▶ [What is required]: Report every line from the material that contains the word "było".

▶ [Record set]:
= = = =

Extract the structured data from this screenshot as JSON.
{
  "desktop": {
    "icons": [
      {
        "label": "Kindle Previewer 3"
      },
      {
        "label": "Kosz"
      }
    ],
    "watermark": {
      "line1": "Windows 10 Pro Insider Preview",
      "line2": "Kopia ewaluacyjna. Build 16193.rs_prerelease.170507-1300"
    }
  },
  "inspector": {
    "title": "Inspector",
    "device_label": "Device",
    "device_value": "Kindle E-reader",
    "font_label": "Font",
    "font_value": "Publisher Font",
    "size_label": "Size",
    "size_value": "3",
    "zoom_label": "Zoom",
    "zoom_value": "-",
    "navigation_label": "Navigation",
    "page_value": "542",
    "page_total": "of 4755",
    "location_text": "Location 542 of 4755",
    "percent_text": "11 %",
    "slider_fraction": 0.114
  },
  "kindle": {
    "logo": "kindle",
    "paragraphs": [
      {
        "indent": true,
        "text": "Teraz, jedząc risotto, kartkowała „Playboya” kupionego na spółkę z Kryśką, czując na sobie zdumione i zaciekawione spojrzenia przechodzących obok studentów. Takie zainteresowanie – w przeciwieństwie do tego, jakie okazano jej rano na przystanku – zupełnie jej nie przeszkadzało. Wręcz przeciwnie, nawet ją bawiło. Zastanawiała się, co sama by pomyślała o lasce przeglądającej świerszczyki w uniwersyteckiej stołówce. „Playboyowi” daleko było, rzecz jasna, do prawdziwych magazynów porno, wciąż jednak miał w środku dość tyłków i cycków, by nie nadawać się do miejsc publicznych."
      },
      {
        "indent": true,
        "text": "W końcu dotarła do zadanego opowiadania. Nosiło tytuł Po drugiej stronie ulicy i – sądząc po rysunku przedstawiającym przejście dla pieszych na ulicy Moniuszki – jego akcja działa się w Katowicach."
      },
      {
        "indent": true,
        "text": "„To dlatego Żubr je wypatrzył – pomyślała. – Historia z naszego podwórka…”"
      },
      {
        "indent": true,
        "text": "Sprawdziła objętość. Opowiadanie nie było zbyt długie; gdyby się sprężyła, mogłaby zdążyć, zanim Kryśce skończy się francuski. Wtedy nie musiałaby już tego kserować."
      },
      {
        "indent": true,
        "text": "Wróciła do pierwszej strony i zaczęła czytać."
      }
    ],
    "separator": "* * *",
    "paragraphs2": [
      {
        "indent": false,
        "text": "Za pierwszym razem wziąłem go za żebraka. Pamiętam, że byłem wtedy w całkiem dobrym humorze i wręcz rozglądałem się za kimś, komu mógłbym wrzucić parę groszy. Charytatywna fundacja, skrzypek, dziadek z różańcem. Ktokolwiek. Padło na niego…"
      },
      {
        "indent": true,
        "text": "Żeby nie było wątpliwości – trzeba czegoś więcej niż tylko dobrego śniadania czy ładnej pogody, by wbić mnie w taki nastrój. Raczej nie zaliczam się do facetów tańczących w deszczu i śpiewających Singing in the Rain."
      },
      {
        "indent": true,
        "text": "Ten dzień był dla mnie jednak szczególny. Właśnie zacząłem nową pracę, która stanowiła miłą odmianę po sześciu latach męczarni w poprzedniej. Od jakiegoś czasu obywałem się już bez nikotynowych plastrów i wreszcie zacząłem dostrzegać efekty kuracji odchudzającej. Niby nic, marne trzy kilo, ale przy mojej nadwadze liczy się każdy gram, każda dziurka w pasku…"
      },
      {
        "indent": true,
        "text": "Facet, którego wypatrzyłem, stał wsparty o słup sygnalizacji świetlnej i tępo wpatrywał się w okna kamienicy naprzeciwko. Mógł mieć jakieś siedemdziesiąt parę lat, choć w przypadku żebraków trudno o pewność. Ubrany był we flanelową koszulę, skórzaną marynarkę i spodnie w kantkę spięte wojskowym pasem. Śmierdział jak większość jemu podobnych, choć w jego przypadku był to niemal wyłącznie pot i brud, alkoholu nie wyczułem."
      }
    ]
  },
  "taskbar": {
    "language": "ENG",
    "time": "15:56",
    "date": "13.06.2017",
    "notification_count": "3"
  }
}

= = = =

▶ [Result of this exercise]:
        "text": "Teraz, jedząc risotto, kartkowała „Playboya” kupionego na spółkę z Kryśką, czując na sobie zdumione i zaciekawione spojrzenia przechodzących obok studentów. Takie zainteresowanie – w przeciwieństwie do tego, jakie okazano jej rano na przystanku – zupełnie jej nie przeszkadzało. Wręcz przeciwnie, nawet ją bawiło. Zastanawiała się, co sama by pomyślała o lasce przeglądającej świerszczyki w uniwersyteckiej stołówce. „Playboyowi” daleko było, rzecz jasna, do prawdziwych magazynów porno, wciąż jednak miał w środku dość tyłków i cycków, by nie nadawać się do miejsc publicznych."
        "text": "Sprawdziła objętość. Opowiadanie nie było zbyt długie; gdyby się sprężyła, mogłaby zdążyć, zanim Kryśce skończy się francuski. Wtedy nie musiałaby już tego kserować."
        "text": "Żeby nie było wątpliwości – trzeba czegoś więcej niż tylko dobrego śniadania czy ładnej pogody, by wbić mnie w taki nastrój. Raczej nie zaliczam się do facetów tańczących w deszczu i śpiewających Singing in the Rain."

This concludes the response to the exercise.